Cardio and Weights Same Day
Doing cardio in the morning and lifting at night gives you a complete workout in one day. If you can only train three days a week, this schedule allows you to complete both a cardiovascular and a weight training workout on a consistent basis.
Regular cardiovascular exercise such as running helps you maintain a healthy weight and reduces your blood pressure and resting heart rate. The lean muscle mass you build through weight training can help your metabolism, develop strong back and core muscles and improve your posture. The American Council on Exercise Fitness has an opinion on cardio and weight training on the same day: Do whichever exercise suits your lifestyle and goals first.
Easy Running Days
If you run long distances or run fast intervals, the exertion required can leave you too fatigued to effectively lift weights on the same days that you run. To combine running and weight lifting on the same day, you should use the weight lifting days as easy running days. Reduce your normal mileage substantially, or run at a slower, easy pace. Avoid overexertion, says the University of Texas Southwestern Medical Center. You don't want to tax yourself into a position where you consider giving up exercise altogether.
Your same-day weight lifting workout should be shorter than you would perform if you only lifted weights on that day, to avoid injury from improper form or muscle fatigue.
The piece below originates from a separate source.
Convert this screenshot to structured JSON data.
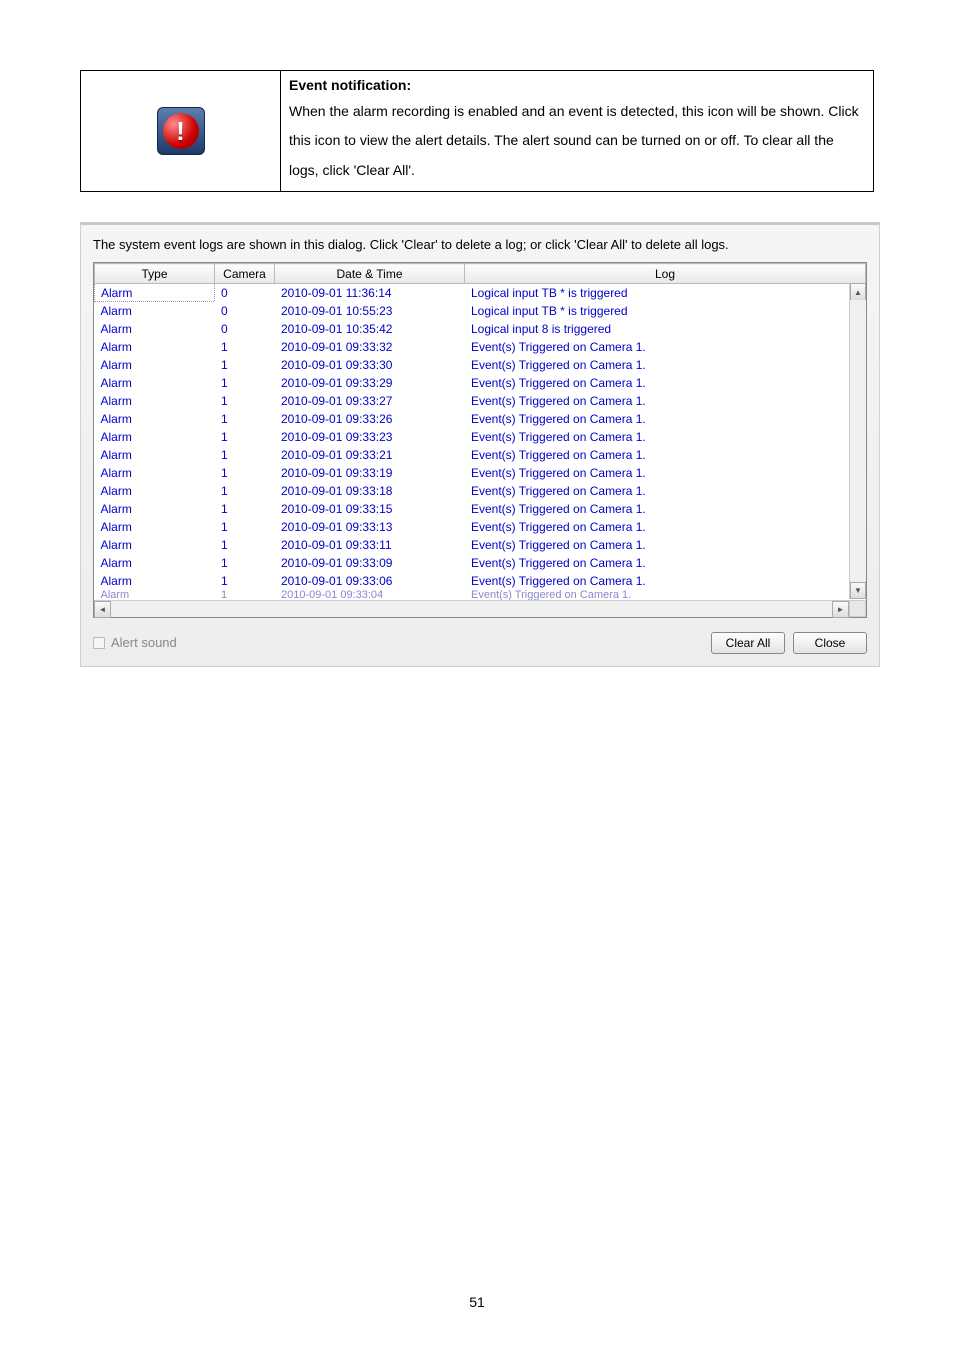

Over time, your body will adapt to the twice-daily workout schedule, and you will be able to run farther and lift heavier weights.
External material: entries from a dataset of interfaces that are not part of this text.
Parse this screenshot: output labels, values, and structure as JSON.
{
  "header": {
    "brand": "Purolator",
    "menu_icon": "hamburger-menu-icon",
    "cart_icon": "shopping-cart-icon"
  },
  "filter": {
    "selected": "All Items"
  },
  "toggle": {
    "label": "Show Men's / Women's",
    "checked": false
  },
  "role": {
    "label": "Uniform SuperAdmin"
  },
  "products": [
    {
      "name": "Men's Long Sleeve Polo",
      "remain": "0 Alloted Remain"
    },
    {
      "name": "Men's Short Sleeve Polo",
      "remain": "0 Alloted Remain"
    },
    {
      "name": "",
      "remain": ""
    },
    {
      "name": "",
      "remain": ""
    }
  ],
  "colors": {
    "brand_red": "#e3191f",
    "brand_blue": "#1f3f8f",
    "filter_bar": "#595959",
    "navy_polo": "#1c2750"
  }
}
Devise a Running Strategy
Run first thing in the morning, after you have a light breakfast, or indulge in a session of fasted cardio in the morning and weights at night. Set a goal of running for 30 to 45 minutes to give yourself a good workout that burns calories but does not overly fatigue your muscles. One of the benefits of morning cardio means you can spend the rest of the day at your normal activities such as office or house work, school responsibilities or social functions, which allows your muscles to have a chance to recover before your weight lifting session.
Make a Weight Lifting Schedule
Schedule your weight training session either directly before dinner or about an hour after dinner. Perform upper-body and core training on the days that you run and lower-body work on the days that you do not run, if possible. Your leg muscles will likely be slightly fatigued after your morning run, and you may find that you are unable to use heavy weights while performing squats or leg presses, or that you become fatigued during lunges. Use lighter weights for lower-body work if you do perform lower-body exercises on your running days.